- _Task directions_
Each record that follows is to be reproduced character for character, pictures excepted.
[Material for this task Boundary: Start]
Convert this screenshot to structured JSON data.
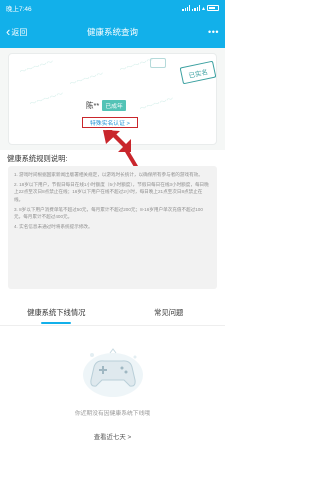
{
  "status_bar": {
    "time": "晚上7:46",
    "battery": ""
  },
  "nav": {
    "back_label": "返回",
    "title": "健康系统查询",
    "more": "•••"
  },
  "card": {
    "name": "陈**",
    "badge": "已成年",
    "verify_button": "特殊实名认证 >",
    "stamp": "已实名"
  },
  "rules": {
    "title": "健康系统规则说明:",
    "items": [
      "1. 游戏时间根据国家新闻出版署相关规定，以游戏时长统计，以确保所有参与者的游戏有效。",
      "2. 18岁以下用户，节假日每日在线1小时额度（5小时额度），节假日每日在线3小时额度，每日晚上22点至次日8点禁止在线；16岁以下用户在线不超过2小时，每日晚上21点至次日8点禁止在线。",
      "3. 8岁以下用户消费单笔不超过50元，每月累计不超过200元；8-16岁用户单次充值不超过100元，每月累计不超过400元。",
      "4. 实名信息未通过时将系统提示修改。"
    ]
  },
  "tabs": [
    {
      "label": "健康系统下线情况",
      "active": true
    },
    {
      "label": "常见问题",
      "active": false
    }
  ],
  "empty": {
    "message": "你近期没有因健康系统下线哦",
    "link": "查看近七天 >"
  },
  "colors": {
    "brand": "#12b0ea",
    "highlight": "#c9262c",
    "accent": "#53c3b6"
  },
  "icons": [
    "back-chevron-icon",
    "more-icon",
    "signal-icon",
    "wifi-icon",
    "battery-icon",
    "gamepad-icon"
  ]
}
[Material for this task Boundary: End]
- _Response area_
Convert this screenshot to structured JSON data.
{
  "status_bar": {
    "time": "晚上7:46",
    "battery": ""
  },
  "nav": {
    "back_label": "返回",
    "title": "健康系统查询",
    "more": "•••"
  },
  "card": {
    "name": "陈**",
    "badge": "已成年",
    "verify_button": "特殊实名认证 >",
    "stamp": "已实名"
  },
  "rules": {
    "title": "健康系统规则说明:",
    "items": [
      "1. 游戏时间根据国家新闻出版署相关规定，以游戏时长统计，以确保所有参与者的游戏有效。",
      "2. 18岁以下用户，节假日每日在线1小时额度（5小时额度），节假日每日在线3小时额度，每日晚上22点至次日8点禁止在线；16岁以下用户在线不超过2小时，每日晚上21点至次日8点禁止在线。",
      "3. 8岁以下用户消费单笔不超过50元，每月累计不超过200元；8-16岁用户单次充值不超过100元，每月累计不超过400元。",
      "4. 实名信息未通过时将系统提示修改。"
    ]
  },
  "tabs": [
    {
      "label": "健康系统下线情况",
      "active": true
    },
    {
      "label": "常见问题",
      "active": false
    }
  ],
  "empty": {
    "message": "你近期没有因健康系统下线哦",
    "link": "查看近七天 >"
  },
  "colors": {
    "brand": "#12b0ea",
    "highlight": "#c9262c",
    "accent": "#53c3b6"
  },
  "icons": [
    "back-chevron-icon",
    "more-icon",
    "signal-icon",
    "wifi-icon",
    "battery-icon",
    "gamepad-icon"
  ]
}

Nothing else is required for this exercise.